In the wake of the recent African Climate Summit in Nairobi, let’s explore how Africa is poised to take the lead in sustainable design practices
“Quality, sustainable housing is an important way of ensuring vulnerable populations are more resilient to the effects of the climate crisis” Particularly the frequency of natural disasters has tripled in the past 30 years, with Sub-Saharan Africa home to nearly three-quarters — 393 million — of the global number of children living in countries affected by emergencies.
“Africa has 39% of the world’s renewable energy potential, more than any other continent.”
The continent’s rich natural resources and rapid urban growth offer immense potential for the green building industry. African architectural innovation is marked by a deep connection to the environment, highlighting sustainability, creative material utilization, seamless integration of technology, and the harmonious fusion of form and function.
The Benefits of Sustainable Affordable Housing
Addressing Africa’s Affordable Housing Crisis: Africa faces a severe housing crisis, with the African Development Bank estimating a yearly need for 3.3 million affordable housing units to accommodate population growth. Unfortunately, this demand is largely unmet, leaving over 60% of urban residents in informal settlements without basic services. Sustainable affordable housing offers a comprehensive solution, enhancing living conditions, reducing energy costs, and curbing carbon emissions while fostering economic growth and improving access to essential services.
Globally, buildings account for up to 40% of total energy consumption and 20 percent of greenhouse gas emissions, with residential buildings in many African cities emerging as the second-largest energy consumers after transport
It’s crucial to note that the steel and cement industries are responsible for 38% of emissions in Africa. Additionally, there is a heavy reliance on imported materials and a growing dependence on fossil-fuel-based electricity for production, reaching as high as 86% in some regions.
Many African nations have committed to global efforts to reduce greenhouse gas emissions by including buildings in their Nationally Determined Contributions (NDCs), with 38 out of 54 countries having submitted updated NDCs. However, Sub-Saharan Africa faces a shortage of mandatory codes, recognized as essential tools for emissions reduction in the sector.
Africa proudly boasts some outstanding sustainable construction projects that have garnered well-deserved recognition:
· Universidade Agostinho Neto, an epitome of sustainable design / university campus in Luanda, Angola
· Gando Primary School in Burkina Faso, a shining example of eco-friendly education.
· Eastgate Centre in Harare, Zimbabwe, a pioneer in sustainable office spaces.
· The ‘Inno-native’ Home in Accra, Ghana, blending innovation with environmental consciousness.
· El Mandara Eco-Resort in Fayoum, Egypt, a serene oasis of sustainability.
Need for Green Building Guidelines

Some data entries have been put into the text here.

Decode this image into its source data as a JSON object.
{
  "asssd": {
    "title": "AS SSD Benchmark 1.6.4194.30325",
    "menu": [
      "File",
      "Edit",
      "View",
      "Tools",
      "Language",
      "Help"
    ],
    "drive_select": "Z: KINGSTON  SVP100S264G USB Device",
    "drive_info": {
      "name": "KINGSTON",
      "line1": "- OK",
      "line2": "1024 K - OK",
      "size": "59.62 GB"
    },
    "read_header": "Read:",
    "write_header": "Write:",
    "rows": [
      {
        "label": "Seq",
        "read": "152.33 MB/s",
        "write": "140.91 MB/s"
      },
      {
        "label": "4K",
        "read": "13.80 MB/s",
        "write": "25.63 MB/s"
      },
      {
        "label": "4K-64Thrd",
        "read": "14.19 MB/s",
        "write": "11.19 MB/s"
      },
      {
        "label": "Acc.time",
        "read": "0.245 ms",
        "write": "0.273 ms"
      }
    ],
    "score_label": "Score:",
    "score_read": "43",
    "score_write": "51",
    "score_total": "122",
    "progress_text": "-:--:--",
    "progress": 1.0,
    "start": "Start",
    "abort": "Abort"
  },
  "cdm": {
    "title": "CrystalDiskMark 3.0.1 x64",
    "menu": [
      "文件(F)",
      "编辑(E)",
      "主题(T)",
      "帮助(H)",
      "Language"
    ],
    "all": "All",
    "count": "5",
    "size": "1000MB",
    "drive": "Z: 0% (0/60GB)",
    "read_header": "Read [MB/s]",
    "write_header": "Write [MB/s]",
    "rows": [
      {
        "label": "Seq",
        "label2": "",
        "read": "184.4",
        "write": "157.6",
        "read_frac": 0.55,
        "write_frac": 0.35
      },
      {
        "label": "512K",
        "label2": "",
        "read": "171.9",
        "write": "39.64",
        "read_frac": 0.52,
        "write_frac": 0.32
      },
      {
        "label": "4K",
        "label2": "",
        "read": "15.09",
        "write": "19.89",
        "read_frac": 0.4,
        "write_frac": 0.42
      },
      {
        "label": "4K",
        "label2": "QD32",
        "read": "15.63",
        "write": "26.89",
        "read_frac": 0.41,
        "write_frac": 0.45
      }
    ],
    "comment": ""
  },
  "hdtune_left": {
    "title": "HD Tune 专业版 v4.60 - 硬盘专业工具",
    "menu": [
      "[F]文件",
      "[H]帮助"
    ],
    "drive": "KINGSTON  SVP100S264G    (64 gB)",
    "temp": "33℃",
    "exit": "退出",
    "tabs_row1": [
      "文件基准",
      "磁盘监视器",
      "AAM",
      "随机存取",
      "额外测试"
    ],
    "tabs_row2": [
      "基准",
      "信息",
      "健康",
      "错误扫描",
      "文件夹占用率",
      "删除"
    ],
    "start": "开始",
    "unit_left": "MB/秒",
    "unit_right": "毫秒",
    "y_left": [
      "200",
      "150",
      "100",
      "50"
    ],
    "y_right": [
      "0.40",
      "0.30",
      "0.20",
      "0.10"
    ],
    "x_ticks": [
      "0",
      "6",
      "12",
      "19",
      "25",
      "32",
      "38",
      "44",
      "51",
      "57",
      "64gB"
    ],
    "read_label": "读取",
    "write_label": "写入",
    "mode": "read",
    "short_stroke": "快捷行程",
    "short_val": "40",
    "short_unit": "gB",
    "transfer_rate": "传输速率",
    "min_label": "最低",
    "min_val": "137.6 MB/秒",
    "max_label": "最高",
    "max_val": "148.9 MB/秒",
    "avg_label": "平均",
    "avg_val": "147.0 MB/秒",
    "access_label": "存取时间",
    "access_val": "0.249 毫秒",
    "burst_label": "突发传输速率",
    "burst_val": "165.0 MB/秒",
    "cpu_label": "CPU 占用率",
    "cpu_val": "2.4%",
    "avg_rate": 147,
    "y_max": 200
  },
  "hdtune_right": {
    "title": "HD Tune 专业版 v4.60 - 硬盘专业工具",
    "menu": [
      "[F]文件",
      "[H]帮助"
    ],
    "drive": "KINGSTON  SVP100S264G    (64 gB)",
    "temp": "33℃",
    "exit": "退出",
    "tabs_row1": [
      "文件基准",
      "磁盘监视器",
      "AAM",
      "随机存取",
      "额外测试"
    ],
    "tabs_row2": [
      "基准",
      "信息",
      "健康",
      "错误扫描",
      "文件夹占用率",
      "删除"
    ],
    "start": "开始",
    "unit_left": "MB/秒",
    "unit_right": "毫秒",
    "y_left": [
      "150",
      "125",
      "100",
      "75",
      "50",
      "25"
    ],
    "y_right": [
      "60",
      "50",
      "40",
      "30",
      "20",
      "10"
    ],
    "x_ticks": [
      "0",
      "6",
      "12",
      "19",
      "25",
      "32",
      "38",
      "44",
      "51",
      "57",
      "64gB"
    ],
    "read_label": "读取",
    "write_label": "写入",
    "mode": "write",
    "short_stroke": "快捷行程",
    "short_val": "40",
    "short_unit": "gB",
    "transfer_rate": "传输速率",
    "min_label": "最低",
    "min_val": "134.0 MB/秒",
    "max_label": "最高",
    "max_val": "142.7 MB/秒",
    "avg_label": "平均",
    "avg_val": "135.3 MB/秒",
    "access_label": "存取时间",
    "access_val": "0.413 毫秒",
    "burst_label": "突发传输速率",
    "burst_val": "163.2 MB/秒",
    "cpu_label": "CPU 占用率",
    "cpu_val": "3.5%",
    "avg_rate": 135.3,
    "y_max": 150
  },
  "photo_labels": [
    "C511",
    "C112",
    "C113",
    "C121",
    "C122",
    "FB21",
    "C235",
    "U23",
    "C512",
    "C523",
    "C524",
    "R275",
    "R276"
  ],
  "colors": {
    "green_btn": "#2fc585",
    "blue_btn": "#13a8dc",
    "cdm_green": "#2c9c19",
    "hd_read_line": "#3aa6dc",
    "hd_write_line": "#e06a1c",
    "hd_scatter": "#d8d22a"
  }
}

Case in point, green building guidelines have the potential to substantially reduce energy demand in rapidly growing African cities. The task at hand is to institutionalize and mandate these guidelines for all new constructions and major retrofits, exemplified by initiatives like KwaDukuza Municipality’s focus on cost-effective passive solar design, shading devices for windows, optimal building orientation, LED lighting mandates, comprehensive insulation, and the adoption of renewable energy sources for hot water.
Need for Green funding
“Africa attracted only 2% of global spending on renewables over the last decade, according to the leaders’ statement. But it said the continent would need a “tenfold increase in the finance capital flowing” into renewables in the next seven years, some $600 billion, to achieve the aim of boosting renewables from 56 gigawatts (GW) in 2022 to at least 300 GW by 2030.
The Africa climate Summit adopted the Nairobi Declaration — Calling for “concrete action” on reforms that lead to “a new financing architecture that is responsive to Africa’s needs”, including debt restructuring and relief.
Surprisingly, a substantial USD 90 billion is already invested in Africa’s energy sector at present. This significant investment is crucial when considering the dire energy situation on the continent. Approximately 600 million Africans, constituting 40% of the population, lack access to electricity, while nearly 1 billion Africans, roughly 70%, do not have access to clean cooking fuels. To address these pressing issues, the Sustainable Africa Scenario (SAS), as detailed by the IEA and Africa Energy Outlook 2022, requires an ambitious mobilization of USD 200 billion annually by 2030.
Grid investments are anticipated to rise significantly, increasing from around USD 10 billion per year today to nearly USD 50 billion by 2030. Despite these promising developments, Africa still grapples with energy poverty, contributing only 6% to global energy consumption and meeting just 3% of global electricity demand.
Ultimately, the key to success lies in building resilient, healthy, and equitable communities through the integration of sustainable design, materials, and infrastructure, with crucial collaboration between governments and the private sector.